▶ **To do**: This exercise calls for the listing to be set down exactly.

▶ **Supplied entries**:
^^^^
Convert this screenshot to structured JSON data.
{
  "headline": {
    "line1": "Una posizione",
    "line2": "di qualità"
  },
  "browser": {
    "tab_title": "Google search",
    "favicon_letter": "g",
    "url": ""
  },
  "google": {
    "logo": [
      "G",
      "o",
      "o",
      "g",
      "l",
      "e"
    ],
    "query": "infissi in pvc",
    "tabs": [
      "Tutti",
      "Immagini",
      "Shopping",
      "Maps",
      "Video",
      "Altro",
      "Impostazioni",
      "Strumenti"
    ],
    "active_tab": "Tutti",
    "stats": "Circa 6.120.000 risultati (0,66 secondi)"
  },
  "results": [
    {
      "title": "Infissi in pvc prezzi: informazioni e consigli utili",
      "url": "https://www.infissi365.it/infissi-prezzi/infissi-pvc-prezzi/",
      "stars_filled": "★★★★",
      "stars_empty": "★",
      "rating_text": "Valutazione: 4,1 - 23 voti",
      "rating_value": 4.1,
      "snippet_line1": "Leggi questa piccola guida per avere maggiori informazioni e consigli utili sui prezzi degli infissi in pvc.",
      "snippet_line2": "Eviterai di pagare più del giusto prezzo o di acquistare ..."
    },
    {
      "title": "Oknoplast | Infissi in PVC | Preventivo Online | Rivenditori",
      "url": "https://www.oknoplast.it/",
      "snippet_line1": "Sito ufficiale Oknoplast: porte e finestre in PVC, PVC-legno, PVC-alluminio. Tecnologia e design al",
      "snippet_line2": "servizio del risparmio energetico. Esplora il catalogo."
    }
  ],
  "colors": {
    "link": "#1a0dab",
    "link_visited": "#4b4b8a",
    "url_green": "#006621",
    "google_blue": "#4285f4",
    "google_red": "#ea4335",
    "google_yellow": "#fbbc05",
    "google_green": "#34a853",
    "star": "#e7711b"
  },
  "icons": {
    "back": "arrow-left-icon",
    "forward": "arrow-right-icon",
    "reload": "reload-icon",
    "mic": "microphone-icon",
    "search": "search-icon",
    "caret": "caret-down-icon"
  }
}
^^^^
▶ **Expected answer**:
Convert this screenshot to structured JSON data.
{
  "headline": {
    "line1": "Una posizione",
    "line2": "di qualità"
  },
  "browser": {
    "tab_title": "Google search",
    "favicon_letter": "g",
    "url": ""
  },
  "google": {
    "logo": [
      "G",
      "o",
      "o",
      "g",
      "l",
      "e"
    ],
    "query": "infissi in pvc",
    "tabs": [
      "Tutti",
      "Immagini",
      "Shopping",
      "Maps",
      "Video",
      "Altro",
      "Impostazioni",
      "Strumenti"
    ],
    "active_tab": "Tutti",
    "stats": "Circa 6.120.000 risultati (0,66 secondi)"
  },
  "results": [
    {
      "title": "Infissi in pvc prezzi: informazioni e consigli utili",
      "url": "https://www.infissi365.it/infissi-prezzi/infissi-pvc-prezzi/",
      "stars_filled": "★★★★",
      "stars_empty": "★",
      "rating_text": "Valutazione: 4,1 - 23 voti",
      "rating_value": 4.1,
      "snippet_line1": "Leggi questa piccola guida per avere maggiori informazioni e consigli utili sui prezzi degli infissi in pvc.",
      "snippet_line2": "Eviterai di pagare più del giusto prezzo o di acquistare ..."
    },
    {
      "title": "Oknoplast | Infissi in PVC | Preventivo Online | Rivenditori",
      "url": "https://www.oknoplast.it/",
      "snippet_line1": "Sito ufficiale Oknoplast: porte e finestre in PVC, PVC-legno, PVC-alluminio. Tecnologia e design al",
      "snippet_line2": "servizio del risparmio energetico. Esplora il catalogo."
    }
  ],
  "colors": {
    "link": "#1a0dab",
    "link_visited": "#4b4b8a",
    "url_green": "#006621",
    "google_blue": "#4285f4",
    "google_red": "#ea4335",
    "google_yellow": "#fbbc05",
    "google_green": "#34a853",
    "star": "#e7711b"
  },
  "icons": {
    "back": "arrow-left-icon",
    "forward": "arrow-right-icon",
    "reload": "reload-icon",
    "mic": "microphone-icon",
    "search": "search-icon",
    "caret": "caret-down-icon"
  }
}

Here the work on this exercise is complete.